Edward Wallo and his wife Deborah didn't plan to be winemakers. As a young couple "tromping around Europe," they'd fallen in love with Bordeaux and French wine; later they'd found a slice of heaven in Mendocino County. At the time, many of the properties available in the area came with small vineyards. Theirs was a plot of sauvignon blanc. They thought about it, and decided to try growing some grapes.
Now, Yorkville Cellars is the most awarded organic winery in California. Getting from there to here, Edward says, was "a fun and enjoyable journey" that still brings the couple joy. What more could you ask for in life? How about a nice Anderson Valley Malbec?
I was lucky enough to sample the 2009 Malbec, one of only a few produced in California. A bright burst of berries and fruit, it's aggressive on the approach, balanced on the finish and delightful all the way through.
The 2010 Semillon is very pleasantly rounded, nicely balanced between sweet and dry, with a honey overtone and hints of pear.
Personally, I loved the 2009 Merlot. Unassuming on the nose, it hits with a simple, sweet note and then expands with a deep, earthy flavor that lingers on the palate.
See more of Yorkville's current selection, including signature blends and a rare Petit Verdot.
Crafting such delicious wines organically, according to Edward, is the natural thing to do: "They've carbon dated wine that they've brought up in vessels from under the sea in the Mediterranean, and proven that we were crushing and fermenting grapes back to 5,000 B.C. So wine is over 7,000 years old, and it's really only in the last 50 that we've had herbicides and pesticides, meaning for 6,950 years all that wine was made from organic grapes like we're doing now. So it's really the traditional way, not the new whiz bang thing."
The Wallos studied their local weather history and found that they'd be able to plant the six "Noble Reds" of Bordeaux wine country. At first they intended to create blends, but once they tasted the quality of what they were producing, they decided to make a separate wine with each grape.
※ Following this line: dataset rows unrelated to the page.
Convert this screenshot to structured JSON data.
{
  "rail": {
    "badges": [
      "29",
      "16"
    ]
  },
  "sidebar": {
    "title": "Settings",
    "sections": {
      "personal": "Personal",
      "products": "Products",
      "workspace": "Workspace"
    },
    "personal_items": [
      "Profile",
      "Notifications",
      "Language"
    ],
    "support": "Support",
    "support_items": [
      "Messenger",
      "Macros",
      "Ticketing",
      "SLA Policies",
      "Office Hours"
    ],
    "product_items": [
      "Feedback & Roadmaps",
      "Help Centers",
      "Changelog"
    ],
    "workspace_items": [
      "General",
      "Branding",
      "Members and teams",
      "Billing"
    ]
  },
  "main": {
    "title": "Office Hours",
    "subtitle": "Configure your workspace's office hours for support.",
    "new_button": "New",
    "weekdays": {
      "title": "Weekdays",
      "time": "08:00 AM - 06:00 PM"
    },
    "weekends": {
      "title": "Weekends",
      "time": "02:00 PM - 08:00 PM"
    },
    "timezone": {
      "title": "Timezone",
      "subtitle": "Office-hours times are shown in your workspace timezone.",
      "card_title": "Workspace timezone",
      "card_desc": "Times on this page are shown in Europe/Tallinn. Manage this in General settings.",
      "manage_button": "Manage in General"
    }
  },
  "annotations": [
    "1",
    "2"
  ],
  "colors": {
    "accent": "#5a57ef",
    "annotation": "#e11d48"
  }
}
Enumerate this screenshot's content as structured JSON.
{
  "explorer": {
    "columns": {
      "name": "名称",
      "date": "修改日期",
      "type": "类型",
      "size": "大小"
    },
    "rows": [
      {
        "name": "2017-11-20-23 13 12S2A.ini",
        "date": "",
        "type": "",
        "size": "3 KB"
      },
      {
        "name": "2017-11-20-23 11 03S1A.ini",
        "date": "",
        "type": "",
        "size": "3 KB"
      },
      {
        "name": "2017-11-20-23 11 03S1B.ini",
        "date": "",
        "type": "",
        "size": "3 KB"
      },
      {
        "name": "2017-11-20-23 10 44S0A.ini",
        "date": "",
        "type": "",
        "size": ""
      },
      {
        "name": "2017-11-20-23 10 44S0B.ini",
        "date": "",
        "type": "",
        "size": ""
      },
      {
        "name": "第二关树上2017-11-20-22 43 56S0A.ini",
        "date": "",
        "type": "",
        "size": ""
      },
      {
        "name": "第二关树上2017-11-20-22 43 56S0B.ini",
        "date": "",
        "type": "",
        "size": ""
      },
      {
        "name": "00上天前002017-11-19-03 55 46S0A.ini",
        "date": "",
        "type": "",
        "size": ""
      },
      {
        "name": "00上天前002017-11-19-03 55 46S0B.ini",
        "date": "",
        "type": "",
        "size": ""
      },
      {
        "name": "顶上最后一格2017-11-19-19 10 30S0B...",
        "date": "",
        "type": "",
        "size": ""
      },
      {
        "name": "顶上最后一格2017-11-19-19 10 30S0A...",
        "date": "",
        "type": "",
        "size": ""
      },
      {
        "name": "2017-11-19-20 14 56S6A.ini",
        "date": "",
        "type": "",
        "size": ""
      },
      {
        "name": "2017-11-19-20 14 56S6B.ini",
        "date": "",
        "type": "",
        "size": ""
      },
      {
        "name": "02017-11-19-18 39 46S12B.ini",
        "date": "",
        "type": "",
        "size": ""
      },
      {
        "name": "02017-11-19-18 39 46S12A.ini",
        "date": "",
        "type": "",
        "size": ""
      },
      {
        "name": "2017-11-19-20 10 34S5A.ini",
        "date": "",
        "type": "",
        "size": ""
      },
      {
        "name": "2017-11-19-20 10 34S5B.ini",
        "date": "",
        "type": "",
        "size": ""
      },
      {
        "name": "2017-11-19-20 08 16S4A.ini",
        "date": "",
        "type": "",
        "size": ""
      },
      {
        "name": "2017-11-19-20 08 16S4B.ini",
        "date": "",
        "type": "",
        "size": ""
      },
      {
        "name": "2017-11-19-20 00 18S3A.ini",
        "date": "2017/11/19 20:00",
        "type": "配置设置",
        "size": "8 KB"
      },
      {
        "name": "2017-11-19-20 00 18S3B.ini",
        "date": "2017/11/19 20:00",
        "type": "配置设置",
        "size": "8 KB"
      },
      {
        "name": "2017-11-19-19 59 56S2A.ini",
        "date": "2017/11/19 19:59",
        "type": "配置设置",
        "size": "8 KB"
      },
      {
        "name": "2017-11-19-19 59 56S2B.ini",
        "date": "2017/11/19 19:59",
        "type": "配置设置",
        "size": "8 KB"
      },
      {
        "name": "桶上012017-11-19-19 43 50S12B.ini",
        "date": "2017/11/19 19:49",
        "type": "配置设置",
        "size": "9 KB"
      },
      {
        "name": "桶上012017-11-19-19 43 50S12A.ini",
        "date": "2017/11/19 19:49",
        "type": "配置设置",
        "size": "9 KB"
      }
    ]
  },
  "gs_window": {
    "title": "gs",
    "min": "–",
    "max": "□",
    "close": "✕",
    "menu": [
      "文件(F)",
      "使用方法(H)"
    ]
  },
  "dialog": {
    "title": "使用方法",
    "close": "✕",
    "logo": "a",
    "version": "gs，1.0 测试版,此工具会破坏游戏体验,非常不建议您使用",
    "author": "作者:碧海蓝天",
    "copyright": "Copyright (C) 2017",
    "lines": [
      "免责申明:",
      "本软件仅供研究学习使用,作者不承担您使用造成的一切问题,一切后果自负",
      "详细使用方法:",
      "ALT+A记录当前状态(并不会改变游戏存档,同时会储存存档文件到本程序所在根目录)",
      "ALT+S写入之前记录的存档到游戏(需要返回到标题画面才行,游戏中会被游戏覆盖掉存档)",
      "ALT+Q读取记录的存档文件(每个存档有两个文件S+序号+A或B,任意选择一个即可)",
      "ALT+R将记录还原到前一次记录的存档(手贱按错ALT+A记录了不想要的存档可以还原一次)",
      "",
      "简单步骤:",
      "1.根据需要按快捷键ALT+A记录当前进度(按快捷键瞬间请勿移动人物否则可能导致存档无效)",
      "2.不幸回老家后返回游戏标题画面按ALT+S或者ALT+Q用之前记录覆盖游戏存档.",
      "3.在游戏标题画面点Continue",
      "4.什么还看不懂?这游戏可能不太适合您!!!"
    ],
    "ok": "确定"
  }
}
At the same time, Edward and Deborah were starting their own family. Living adjacent to the vineyard, it seemed clear that they should grow organically. It wasn't just for them, but for their neighbors too: Located at the top of the watershed, they knew "anything we did there would affect a lot of people one way or the other."
Since opening their tasting room 18 years ago, the Wallos have shared their Bordeaux-inspired, but wholly Californian, wine with countless thousands. Join the movement: Buy Yorkville Cellars wine online or visit the tasting room in the Anderson Valley, one of my favorite places in the world.
To be clear: Yorkville Cellars wines are made with organic grapes, but are not sulfite-free.
top image: Megan Mallen
Catch up with Jessica Reeder on Facebook and Twitter